§ **Exercise brief**
Go through the material line by line and tally those containing the string "total". Only the tally is wanted.

§ **Records for processing**
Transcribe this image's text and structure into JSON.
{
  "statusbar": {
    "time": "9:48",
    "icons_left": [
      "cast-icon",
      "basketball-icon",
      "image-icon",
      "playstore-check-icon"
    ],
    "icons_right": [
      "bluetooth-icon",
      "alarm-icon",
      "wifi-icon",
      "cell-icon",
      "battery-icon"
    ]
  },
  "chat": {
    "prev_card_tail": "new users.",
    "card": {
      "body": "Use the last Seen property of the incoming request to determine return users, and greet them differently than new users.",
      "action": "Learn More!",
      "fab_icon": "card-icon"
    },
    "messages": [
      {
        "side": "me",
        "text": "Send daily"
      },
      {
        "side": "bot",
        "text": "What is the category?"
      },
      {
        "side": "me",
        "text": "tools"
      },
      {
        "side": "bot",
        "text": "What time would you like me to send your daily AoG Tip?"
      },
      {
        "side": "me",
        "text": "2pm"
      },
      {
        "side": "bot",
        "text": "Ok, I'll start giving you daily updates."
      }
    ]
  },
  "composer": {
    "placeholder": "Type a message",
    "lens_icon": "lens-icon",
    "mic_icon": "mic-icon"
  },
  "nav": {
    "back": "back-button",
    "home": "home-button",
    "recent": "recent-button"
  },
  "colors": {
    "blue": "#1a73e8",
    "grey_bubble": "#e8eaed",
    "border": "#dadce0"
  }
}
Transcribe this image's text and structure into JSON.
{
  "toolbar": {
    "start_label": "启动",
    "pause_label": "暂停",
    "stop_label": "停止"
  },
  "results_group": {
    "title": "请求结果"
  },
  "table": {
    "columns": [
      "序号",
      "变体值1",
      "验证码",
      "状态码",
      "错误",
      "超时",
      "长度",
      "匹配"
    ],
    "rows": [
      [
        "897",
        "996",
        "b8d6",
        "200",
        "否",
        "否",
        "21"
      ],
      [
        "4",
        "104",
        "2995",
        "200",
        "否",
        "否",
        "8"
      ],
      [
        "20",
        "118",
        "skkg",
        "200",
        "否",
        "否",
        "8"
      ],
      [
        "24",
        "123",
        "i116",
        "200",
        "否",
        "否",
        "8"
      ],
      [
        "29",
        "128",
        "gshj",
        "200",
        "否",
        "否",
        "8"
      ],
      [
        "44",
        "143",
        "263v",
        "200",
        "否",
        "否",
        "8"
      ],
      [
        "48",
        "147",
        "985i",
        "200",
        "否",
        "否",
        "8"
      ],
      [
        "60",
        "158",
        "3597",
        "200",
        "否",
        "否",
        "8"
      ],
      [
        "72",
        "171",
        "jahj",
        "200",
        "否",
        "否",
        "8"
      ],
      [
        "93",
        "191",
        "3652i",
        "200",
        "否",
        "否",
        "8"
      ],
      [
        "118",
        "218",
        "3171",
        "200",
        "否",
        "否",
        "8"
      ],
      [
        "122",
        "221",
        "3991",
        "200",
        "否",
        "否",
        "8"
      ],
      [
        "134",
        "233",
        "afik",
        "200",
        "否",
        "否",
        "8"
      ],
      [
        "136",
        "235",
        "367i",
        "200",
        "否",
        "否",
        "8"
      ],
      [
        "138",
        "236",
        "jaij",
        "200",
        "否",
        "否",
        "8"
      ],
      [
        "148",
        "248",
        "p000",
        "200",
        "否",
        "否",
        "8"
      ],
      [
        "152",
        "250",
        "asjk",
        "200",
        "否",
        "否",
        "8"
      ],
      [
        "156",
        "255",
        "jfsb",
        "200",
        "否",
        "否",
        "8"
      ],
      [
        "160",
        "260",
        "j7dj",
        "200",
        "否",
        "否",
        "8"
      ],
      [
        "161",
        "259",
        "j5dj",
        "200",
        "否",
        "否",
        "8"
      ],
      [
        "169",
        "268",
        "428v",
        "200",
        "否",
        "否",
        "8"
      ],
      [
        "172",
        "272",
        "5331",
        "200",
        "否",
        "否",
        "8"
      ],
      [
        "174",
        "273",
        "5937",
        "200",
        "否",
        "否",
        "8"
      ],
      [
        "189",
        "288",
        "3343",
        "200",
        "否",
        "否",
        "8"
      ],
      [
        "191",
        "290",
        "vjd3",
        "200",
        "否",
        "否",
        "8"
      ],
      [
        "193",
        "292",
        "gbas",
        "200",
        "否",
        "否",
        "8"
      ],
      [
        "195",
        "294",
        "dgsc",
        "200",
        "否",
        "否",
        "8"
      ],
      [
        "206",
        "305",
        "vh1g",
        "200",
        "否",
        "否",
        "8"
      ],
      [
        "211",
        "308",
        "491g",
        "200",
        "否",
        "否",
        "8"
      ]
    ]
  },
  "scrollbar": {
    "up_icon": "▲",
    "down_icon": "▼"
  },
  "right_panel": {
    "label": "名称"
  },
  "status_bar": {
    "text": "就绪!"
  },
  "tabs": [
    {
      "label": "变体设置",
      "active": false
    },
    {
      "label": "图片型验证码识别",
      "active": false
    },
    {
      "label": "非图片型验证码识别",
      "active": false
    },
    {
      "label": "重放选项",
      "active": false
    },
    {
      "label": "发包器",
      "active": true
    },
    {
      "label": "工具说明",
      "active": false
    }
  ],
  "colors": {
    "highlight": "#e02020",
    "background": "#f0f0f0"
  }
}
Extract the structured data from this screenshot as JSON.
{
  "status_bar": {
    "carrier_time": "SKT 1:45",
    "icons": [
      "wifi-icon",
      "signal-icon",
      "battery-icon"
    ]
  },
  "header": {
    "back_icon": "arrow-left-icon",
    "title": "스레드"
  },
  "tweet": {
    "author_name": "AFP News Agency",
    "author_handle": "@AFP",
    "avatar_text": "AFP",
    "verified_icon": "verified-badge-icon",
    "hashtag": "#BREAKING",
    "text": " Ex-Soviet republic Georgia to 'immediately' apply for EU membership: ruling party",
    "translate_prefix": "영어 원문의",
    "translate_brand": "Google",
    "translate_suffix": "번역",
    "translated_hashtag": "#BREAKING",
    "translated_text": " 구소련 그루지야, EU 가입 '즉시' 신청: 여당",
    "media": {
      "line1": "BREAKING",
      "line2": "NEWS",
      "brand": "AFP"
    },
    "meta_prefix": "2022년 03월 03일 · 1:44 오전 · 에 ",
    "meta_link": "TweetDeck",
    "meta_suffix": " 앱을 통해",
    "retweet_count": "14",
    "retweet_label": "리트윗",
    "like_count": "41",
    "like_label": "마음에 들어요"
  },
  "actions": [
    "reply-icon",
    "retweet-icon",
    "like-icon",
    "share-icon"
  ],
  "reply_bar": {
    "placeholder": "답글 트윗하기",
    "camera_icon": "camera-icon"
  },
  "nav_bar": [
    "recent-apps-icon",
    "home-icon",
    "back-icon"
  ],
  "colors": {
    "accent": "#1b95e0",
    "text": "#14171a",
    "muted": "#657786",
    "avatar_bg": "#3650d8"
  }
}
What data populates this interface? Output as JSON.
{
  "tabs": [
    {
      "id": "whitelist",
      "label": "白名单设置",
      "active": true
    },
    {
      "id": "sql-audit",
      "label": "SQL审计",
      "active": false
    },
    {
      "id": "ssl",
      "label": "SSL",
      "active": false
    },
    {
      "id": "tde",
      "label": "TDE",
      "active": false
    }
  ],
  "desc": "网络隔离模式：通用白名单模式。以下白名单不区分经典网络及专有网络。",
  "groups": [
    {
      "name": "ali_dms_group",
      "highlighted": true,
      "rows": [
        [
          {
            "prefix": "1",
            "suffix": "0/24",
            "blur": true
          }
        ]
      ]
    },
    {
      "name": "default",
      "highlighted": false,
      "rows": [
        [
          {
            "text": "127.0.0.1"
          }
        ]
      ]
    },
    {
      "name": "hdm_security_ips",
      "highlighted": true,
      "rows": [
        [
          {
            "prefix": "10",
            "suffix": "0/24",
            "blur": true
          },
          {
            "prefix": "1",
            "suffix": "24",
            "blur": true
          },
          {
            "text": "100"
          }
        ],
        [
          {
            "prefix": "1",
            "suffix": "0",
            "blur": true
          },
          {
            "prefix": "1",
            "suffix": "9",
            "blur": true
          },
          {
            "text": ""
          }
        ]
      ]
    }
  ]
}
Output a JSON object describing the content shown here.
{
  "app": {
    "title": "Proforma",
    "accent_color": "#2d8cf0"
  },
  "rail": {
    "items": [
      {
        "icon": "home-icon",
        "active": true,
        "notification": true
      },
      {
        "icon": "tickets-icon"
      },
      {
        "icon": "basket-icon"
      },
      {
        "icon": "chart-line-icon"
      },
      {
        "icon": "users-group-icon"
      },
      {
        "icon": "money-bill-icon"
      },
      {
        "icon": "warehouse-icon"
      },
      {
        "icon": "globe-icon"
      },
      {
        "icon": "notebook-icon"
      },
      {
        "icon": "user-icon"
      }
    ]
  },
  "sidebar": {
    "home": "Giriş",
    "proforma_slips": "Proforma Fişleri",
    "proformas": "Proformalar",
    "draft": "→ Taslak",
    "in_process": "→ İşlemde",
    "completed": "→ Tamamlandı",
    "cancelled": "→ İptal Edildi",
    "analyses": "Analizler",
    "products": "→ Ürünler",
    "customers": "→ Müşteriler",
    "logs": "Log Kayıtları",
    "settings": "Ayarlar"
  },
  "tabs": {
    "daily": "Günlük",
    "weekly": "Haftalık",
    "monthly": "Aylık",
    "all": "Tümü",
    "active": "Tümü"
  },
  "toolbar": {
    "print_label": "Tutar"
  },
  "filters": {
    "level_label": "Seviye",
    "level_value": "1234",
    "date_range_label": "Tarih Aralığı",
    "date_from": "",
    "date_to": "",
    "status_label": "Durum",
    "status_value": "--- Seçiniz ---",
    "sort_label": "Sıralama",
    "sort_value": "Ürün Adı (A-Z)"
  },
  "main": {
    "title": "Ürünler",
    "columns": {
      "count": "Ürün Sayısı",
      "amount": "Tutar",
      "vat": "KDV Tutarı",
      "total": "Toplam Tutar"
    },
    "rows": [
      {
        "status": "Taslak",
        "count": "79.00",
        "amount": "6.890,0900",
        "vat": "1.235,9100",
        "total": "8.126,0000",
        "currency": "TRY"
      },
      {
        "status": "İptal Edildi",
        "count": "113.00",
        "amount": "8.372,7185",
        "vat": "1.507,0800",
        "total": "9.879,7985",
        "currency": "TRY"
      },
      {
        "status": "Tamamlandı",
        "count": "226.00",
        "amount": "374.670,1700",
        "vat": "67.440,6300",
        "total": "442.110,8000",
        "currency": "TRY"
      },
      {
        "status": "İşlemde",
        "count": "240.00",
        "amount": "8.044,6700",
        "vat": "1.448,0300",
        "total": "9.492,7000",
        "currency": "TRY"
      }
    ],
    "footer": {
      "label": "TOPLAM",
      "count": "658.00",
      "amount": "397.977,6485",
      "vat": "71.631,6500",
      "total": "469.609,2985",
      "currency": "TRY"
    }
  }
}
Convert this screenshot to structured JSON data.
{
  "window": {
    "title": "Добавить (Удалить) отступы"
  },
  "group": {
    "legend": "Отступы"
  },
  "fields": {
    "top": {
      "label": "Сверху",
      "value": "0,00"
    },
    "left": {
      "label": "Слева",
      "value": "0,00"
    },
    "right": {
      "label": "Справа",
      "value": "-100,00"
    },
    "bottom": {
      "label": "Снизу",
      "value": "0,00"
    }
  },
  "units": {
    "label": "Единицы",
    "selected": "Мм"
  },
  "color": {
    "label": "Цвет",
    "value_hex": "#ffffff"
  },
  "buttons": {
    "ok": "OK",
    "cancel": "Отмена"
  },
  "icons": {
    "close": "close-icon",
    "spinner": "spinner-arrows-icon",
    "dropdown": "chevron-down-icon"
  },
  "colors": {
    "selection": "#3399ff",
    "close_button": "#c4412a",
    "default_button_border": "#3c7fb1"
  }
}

§ **Answer area**
6